(Photo: YouTube screen grab)
Hemant Mehta, a Chicago high school math teacher known for his "Friendly Atheist" Patheos blog, explained in a recent installment of his "The Atheist Voice" video series that it is impossible for him to "hate God," whom he compares to Santa Claus and the Flying Spaghetti Monster.
"Believe it or not, I don't hate God. I just don't think God exists," explains Mehta, addressing the question "Why do atheists hate God?" in his YouTube video. The public school teacher was raised a Jainist, but his doubts at the age of 14 led him on an investigative journey that eventually resulted in his rejection of religion.
Mehta, 30, suggested that some people of faith, Christians included, assume that "we must have some deep-seeded hatred against God, or God must have done something nasty to us and now we want payback."
Criticizing, critiquing or questioning the beliefs of theists, Mehta commented, also leads to the assumption that atheists are against people of faith or hate them.
"That's not the case. I love the truth more than I disagree with your God. It's my goal to try to prove that things are mostly natural, and there really isn't anything out there that's supernatural," adds Mehta. "That's criticism."
"I might be upset at the way people go about handling their religious belief, but I don't hate God. I just don't believe God exists, just like I don't hate Santa Claus and I don't hate the Flying Spaghetti Monster."
"Just because I don't believe in your God it doesn't mean I hate your God," he adds. "There's just no evidence."
Watch Hemant Mehta discuss the question "Why do atheists hate God?" on YouTube, or below:
One of Mehta's readers who commented on a blog post of the video pointed to a related 2011 study published in the Journal of Personality and Social Psychology that found that some atheists, agnostics and religiously unaffiliated people harbor some anger toward God — "particularly on measures emphasizing past experiences and images of a hypothetical God," according to the study. While theists, Protestants included, were also found to have harbored anger toward God, lead researcher Julie Exline said people who were more religious "don't get as angry."
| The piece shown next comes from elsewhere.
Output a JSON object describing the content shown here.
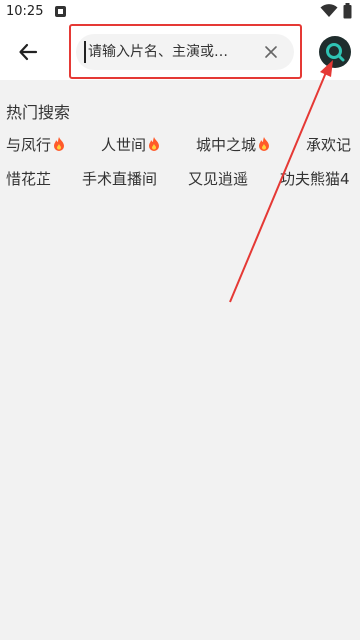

"They may be more likely to think God caused the troubling event, but they're also more likely to put good intentions on the event, saying things like, 'God is trying to strengthen me,'" said Exline.
The Ohio's Case Western Reserve University professor and her colleagues concluded: "anger toward God is an important dimension of religious and spiritual experience, one that is measurable, widespread, and related to adjustment across various contexts and populations."
Mehta, who has authored The Young Atheist's Survival Guide: Helping Secular Students Thrive and I Sold My Soul on eBay: Viewing Faith through an Atheist's Eyes, visited a San Antonio megachurch last month at the invitation of Pastor Randy Frazee.
Frazee and Mehta developed a friendship several years ago after the latter auctioned off his soul on eBay for $504 to a Christian minister, who requested that Mehta visit 10 churches and write about his experiences. Frazee and Mehta eventually became friends after the math teacher criticized one of his sermons online.
Frazee invited Mehta in July to share with the four Texas campuses of Oak Hills Church his viewpoints on what Christians are doing right and wrong.
The San Antonio pastor told local press that some Oak Hills Church members, out of the 8,000 who showed up that Sunday, left to avoid listening to his conversation with Mehta.
Frazee insisted that churches have to become safe places for people to air their doubts and question their faith, or risk having people abandon church completely.
"One of the reasons why a lot of our young people are walking away from our families and walking away from the church, is because we did not provide a safe and loving environment whereby they could doubt," Frazee told the congregation after his conversation with Mehta.
"They start asking questions," Frazee reportedly said of skeptical youth. "And if your home, or this church, is a place where we don't allow that to happen, we're going to lose our kids."